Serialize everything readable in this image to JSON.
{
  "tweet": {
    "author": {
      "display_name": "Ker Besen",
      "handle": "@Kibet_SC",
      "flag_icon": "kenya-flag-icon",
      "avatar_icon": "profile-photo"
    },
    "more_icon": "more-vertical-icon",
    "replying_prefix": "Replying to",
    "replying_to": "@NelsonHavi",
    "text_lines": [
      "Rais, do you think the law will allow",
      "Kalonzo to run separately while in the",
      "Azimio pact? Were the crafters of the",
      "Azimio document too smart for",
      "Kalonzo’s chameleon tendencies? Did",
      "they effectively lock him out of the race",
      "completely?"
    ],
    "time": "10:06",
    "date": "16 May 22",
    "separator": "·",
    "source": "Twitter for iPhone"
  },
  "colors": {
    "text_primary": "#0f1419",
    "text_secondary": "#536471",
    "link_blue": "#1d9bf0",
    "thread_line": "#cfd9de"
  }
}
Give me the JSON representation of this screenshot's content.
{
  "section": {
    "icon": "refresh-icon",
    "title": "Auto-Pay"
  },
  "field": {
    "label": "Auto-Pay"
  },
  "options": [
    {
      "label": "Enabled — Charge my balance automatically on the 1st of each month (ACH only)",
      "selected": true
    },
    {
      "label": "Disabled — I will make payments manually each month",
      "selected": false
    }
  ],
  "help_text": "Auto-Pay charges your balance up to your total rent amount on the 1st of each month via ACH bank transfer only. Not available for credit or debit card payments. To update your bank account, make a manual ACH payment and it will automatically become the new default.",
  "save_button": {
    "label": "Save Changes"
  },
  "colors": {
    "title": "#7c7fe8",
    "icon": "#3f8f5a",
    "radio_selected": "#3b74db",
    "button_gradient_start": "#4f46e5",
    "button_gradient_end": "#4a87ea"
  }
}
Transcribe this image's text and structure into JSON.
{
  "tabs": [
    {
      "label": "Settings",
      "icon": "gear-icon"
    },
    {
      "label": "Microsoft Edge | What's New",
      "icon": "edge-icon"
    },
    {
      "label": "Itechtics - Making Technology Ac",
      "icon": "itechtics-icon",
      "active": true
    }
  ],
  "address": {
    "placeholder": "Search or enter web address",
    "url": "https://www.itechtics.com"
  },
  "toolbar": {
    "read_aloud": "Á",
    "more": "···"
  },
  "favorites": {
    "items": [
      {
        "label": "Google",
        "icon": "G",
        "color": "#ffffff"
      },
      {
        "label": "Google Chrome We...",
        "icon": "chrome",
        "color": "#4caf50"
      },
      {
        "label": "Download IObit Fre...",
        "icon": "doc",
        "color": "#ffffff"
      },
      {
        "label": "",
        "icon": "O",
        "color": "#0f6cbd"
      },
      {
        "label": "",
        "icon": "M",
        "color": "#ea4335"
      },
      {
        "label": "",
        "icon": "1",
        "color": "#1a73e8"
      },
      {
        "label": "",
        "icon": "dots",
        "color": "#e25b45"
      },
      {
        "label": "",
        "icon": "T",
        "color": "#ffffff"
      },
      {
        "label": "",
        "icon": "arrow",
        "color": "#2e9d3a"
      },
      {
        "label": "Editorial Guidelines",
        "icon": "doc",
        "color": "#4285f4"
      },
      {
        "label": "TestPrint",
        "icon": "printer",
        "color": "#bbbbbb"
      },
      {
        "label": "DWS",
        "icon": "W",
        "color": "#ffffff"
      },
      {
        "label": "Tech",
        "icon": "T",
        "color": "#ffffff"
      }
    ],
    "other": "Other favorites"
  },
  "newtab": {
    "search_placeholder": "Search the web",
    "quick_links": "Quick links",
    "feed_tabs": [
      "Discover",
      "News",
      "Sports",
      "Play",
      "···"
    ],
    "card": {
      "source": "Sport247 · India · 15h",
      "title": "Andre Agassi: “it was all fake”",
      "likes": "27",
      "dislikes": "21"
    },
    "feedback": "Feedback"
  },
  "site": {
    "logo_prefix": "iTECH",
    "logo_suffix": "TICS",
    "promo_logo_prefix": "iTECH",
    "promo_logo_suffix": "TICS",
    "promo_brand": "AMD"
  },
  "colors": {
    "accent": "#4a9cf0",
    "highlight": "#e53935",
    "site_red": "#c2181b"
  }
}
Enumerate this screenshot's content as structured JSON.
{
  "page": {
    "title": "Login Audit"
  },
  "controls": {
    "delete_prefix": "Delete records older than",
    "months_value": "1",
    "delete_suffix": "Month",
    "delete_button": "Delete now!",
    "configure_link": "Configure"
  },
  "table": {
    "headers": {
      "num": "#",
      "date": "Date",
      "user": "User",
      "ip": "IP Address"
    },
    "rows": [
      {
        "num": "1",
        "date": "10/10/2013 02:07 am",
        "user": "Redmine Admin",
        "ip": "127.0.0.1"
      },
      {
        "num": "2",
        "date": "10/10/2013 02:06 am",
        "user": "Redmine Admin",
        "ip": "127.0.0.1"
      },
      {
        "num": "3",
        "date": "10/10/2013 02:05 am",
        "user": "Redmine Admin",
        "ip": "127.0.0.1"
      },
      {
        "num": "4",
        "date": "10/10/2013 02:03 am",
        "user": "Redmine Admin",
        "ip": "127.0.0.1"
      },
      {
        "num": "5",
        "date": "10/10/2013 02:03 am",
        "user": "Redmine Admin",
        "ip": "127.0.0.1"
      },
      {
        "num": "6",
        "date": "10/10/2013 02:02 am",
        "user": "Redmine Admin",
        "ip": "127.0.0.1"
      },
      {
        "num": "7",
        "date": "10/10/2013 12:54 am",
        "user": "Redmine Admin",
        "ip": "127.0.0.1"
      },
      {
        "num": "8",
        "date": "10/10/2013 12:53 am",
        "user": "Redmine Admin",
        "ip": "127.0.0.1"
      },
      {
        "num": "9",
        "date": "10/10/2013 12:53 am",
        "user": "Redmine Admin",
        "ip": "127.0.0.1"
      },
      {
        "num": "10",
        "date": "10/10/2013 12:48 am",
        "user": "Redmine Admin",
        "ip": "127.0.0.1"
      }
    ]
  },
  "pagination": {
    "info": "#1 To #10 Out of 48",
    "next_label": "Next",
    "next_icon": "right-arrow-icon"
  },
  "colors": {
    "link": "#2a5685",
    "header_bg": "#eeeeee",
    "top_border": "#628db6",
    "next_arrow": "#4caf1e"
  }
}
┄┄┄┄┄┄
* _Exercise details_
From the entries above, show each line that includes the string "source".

* _Problem solution_
    "source": "Twitter for iPhone"
      "source": "Sport247 · India · 15h",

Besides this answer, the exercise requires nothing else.